How do these findings inform future data analytics research and what are some important takeaways from this study? First, our learning analytics approach offers some possibilities to inform marketing efforts and student recruitment strategies for the online MicroMasters program. One example would be to use the data to outreach and promote the program enrollment toward a post-bachelor community including a substantial body of the alumni. Another example would be to link the data to student profiles to identify which student type will benefit most and how students will be successful in the program depending on their potential life circumstances or employment status. Additionally, our study findings inform areas of opportunities to support student engagement and success in an online micro-credential program environment.

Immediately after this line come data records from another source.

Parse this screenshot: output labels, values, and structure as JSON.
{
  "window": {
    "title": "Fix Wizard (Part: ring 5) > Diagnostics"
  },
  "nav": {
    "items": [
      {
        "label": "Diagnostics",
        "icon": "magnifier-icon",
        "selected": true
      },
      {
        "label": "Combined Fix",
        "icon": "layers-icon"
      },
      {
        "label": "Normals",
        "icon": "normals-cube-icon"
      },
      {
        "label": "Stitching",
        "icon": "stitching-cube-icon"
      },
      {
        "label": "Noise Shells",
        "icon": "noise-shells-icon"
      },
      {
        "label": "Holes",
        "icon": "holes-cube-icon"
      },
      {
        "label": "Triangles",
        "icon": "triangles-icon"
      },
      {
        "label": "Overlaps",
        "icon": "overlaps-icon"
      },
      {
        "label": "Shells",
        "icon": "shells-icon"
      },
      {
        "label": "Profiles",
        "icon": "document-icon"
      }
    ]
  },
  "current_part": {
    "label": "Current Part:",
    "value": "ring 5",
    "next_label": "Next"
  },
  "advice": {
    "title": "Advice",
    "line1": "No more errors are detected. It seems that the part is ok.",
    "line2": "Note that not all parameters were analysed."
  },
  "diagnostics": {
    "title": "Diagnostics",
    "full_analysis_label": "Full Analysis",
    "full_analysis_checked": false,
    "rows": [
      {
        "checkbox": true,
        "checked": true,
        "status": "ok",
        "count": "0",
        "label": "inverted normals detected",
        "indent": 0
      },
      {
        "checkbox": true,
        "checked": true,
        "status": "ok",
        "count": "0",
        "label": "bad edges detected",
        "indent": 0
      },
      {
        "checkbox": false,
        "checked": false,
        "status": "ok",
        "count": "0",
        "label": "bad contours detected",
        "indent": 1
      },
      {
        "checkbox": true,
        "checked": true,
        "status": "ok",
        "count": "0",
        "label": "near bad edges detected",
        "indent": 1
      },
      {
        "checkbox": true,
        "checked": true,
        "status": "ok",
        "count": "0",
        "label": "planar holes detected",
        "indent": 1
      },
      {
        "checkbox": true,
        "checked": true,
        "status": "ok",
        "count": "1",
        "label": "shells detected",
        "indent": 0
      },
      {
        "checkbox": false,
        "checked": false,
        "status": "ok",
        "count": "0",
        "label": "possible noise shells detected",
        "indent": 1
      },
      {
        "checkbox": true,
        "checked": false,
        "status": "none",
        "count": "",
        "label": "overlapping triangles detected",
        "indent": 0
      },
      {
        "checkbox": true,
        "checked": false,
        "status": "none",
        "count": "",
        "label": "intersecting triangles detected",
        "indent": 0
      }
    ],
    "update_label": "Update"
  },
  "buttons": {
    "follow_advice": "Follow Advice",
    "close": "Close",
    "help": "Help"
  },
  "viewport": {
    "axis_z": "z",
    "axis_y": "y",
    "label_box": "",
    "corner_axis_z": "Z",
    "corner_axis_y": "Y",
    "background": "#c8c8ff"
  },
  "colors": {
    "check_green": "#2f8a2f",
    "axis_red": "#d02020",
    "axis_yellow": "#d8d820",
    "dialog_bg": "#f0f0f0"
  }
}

For instance, as indicated by a significant proportion of students having completed only less than 20% of the course module (i.e., students who either do it or don’t do it), certain students appear to need more assistance at earlier stages of learning. Application of learning analytics will help instructors or program staff to promptly identify at-risk students and intervene to help these students get back on track. Finally, our analysis sets the initial stage for automating ways to understand students’ learning experiences. Establishing an automated system to curate and present student trends will enable researchers to gain valuable data insights about potential needs and areas for support in an efficient manner.
Level of Participation:
In this discovery session, the presenter will be given five to seven minutes to share their ongoing work and illustrate an example of using data analytics to provide insights about student learning in the online STEM MicroMaster’s program. During this conversational presentation, the presenter will occasionally pause to invite attendees to exchange any comments or ideas with both the presenters and other members in the audience. After the presentation, the session attendees will be invited to in-depth conversations during which the presenters will guide the audience to collaboratively build ideas about the benefits and future opportunities of leveraging learning analytics toward supporting lifelong learning.
Individuals attending this discovery session will be able to discuss a wide range of strategies to leverage big data generated from various online education programs that offer workforce development training or lifelong learning opportunities for effectively supporting learning, teaching, and advising. They will be able to describe currently used data analytics practices in micro-credential or other online credential programs and then pose any issues or challenges that need to be addressed to ensure that these practices will make positive and meaningful impacts.